WHAT THE EXERCISE ASKS →
Work out how many lines of the records hold the string "icon", and reply with that number alone.
━━ INFORMATION SHOWN
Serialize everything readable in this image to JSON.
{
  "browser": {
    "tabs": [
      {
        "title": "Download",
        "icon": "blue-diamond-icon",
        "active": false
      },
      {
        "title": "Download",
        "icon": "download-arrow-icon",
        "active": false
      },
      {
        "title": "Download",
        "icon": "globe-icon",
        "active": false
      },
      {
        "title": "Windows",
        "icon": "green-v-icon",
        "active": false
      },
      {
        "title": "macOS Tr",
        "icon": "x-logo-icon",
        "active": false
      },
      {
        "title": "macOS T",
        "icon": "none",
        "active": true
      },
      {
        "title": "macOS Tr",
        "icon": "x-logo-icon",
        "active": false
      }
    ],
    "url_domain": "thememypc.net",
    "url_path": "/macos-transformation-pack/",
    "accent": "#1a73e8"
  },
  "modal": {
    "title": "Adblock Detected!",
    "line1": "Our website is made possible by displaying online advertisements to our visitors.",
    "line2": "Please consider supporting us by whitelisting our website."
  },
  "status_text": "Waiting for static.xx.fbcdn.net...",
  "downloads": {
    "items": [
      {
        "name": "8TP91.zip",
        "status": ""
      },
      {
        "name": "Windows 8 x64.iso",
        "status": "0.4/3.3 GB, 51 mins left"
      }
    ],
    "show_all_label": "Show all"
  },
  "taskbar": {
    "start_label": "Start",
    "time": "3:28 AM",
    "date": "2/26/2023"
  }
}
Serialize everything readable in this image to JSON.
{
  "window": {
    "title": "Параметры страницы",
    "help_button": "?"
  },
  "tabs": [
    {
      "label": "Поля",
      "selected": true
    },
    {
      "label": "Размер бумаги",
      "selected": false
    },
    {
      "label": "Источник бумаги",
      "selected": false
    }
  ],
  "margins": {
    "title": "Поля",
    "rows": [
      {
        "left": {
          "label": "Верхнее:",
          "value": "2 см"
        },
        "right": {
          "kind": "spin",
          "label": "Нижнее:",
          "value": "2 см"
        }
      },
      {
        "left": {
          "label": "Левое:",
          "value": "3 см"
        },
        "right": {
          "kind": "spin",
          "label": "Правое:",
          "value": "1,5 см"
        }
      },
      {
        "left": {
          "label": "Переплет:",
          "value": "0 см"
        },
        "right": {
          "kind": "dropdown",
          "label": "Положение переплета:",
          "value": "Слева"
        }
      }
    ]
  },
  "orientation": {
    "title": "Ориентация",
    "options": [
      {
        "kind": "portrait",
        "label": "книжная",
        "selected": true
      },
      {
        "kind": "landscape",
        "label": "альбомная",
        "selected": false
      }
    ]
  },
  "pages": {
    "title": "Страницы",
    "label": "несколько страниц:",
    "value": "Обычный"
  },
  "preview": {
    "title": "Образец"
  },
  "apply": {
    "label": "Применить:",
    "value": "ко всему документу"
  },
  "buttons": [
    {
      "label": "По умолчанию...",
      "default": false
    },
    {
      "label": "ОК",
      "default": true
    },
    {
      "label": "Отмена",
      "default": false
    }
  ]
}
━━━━
OUTPUT OF THE EXERCISE →
7